By Gregory Keer
Who needs airplane flights with their predictable liftoffs and restrictive windows that don’t allow kids to touch those tantalizing clouds? How exciting is it to visit national parks with wonders that are just as easily seen on the Internet without the risk of allergy attacks? What good is an island paradise when children cannot drink anything spiked with rum?
The real center of vacation fun is the hotel room.
After 11 years of traveling, my kids rank hotel visits as the most preferred part of their getaway experiences. Even if my family wasn’t on a budget, my boys would take a stay in a low-cost inn over most any other adventure.
Actually, cost cutting is where the good times begin. For our most recent road trip, my wife and I start our journey at the computer.
“Where do you want to go?” I ask Wendy.
“Let’s see what the booking sites come up with,” she says as if she’s about to roll dice.
For several hours that night, we troll online reservation services, including Hotwire.com and Travelocity.com, before we settle on Priceline.com. With the staccato encouragement of William Shatner playing in our heads, we invite the kids to the laptop to see what pops up once we commit to a room price.
“We could get a hotel for $5!” Jacob shouts from his seven-year-old economic perspective.
“Not exactly,” I reply as the response downloads. “But we’ll take $60 a night for a three-and-a-half star hotel close to the beach!”
A week later, we arrive at a fairly new hotel, albeit in a corporate park rather than near the beach (location uncertainty is part of the trade-off for a low room rate). But the kids are already excited.
“Cool lobby,” Ari (4) giggles as we head toward check-in.
Wendy pulls me aside by the arm less burdened by backpacks and toys. “We can’t let the hotel see we have three kids or they’ll try to charge us for two rooms,” she says conspiratorially. “Wait for my cell call.”
Reunited on the third floor, my giddy kids burst into our room.
Benjamin (11) heads straight for the bed and leans back with his hands behind his head. “Nice mattress,” he offers in his pre-adolescent discernment.
Jacob sets to unpacking our bags and putting clothes in the dressers. “These drawers are better than the ones we have at home,” he critiques.
Ari breathlessly yells from the window, “We can see the other buildings! Come look!”
I join him at the glass then say to Wendy, “It’s a $60 view of an insurance company, but we’re happy, right?”
For the next hour, my sons explore the room like Alice’s in Wonderland, making rabbit-hole discoveries in the bathroom (“Check out the extra shampoos in the shower!”), the TV (“Can we watch HBO Family all day?”), and the night table (“Somebody named Gideon left his Bible here!”).
Ari finds the mini-bar, opening the fridge to a world of diminutive goodies with massive prices. “Free candy!” he declares.
I rush to prevent him from doubling our hotel bill in one bite. He cries loudly and I try to shush him.

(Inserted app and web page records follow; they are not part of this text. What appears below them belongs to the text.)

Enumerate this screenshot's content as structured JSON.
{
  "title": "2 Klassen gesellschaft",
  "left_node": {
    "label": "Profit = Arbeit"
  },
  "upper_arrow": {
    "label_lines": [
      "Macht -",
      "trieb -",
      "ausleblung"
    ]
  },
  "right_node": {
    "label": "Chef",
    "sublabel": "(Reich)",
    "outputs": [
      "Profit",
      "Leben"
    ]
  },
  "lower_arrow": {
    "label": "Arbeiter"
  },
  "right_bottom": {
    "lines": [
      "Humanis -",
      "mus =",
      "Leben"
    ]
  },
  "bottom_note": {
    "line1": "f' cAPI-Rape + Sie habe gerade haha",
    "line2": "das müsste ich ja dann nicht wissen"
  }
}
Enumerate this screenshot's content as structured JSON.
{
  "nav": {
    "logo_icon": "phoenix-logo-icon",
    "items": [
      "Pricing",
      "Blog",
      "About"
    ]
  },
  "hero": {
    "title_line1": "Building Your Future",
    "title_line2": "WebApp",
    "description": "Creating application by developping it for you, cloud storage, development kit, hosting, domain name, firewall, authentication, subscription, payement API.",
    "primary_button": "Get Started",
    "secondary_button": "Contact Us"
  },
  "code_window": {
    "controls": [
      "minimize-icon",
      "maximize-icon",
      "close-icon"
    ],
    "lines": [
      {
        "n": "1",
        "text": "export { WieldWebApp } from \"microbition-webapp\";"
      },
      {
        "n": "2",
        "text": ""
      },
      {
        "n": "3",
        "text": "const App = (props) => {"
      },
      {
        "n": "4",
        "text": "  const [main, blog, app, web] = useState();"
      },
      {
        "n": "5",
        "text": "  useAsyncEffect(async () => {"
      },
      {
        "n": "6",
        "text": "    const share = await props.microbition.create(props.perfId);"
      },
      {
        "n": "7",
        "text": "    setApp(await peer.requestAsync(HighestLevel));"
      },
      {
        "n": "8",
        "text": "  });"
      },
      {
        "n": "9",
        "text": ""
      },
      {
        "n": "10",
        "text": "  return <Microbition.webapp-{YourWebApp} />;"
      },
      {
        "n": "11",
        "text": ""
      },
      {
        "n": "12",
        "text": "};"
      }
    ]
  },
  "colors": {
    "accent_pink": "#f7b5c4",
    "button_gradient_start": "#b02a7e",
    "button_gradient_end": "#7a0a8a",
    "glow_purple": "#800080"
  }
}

“Yeah, Ari,” Jacob reasons precociously. “Mommy said there are people on their honeymoon, next door, so we have to be quiet.”
“There are no honeymooners, here,” Benjamin responds.
“Yes there are!” Jacob shoots back as he slugs his brother. They commence to brawl, one of the unfortunate inevitabilities of collapsing our living arrangement into 300 square feet.
“Let’s go see the pool,” Wendy announces, averting further sibling violence.
That night, all irritation toward each other has evaporated following a day of swimming and discovering free snacks in the lobby. Our sons, who at home cannot stand to be within three feet of each other, drift off to sleep together in the queen-size bed, looking like angelic urchins in a Dickens novel.
In the morning, the kids resume their rambunctiousness, throwing pillows around without a care for the “honeymooners” next door. Jacob, still a proud new reader, nags us for “hot cakes with bananas” from the room-service menu, despite our refusals. And Ari seems to have fallen in love with the bathtub – minus the water.
Still, it takes us a long time to get outdoors. It doesn’t matter if there’s a magic show in the park starting in an hour or an IMAX presentation in the science museum that would blow their minds. We’ve got a hotel room and each other.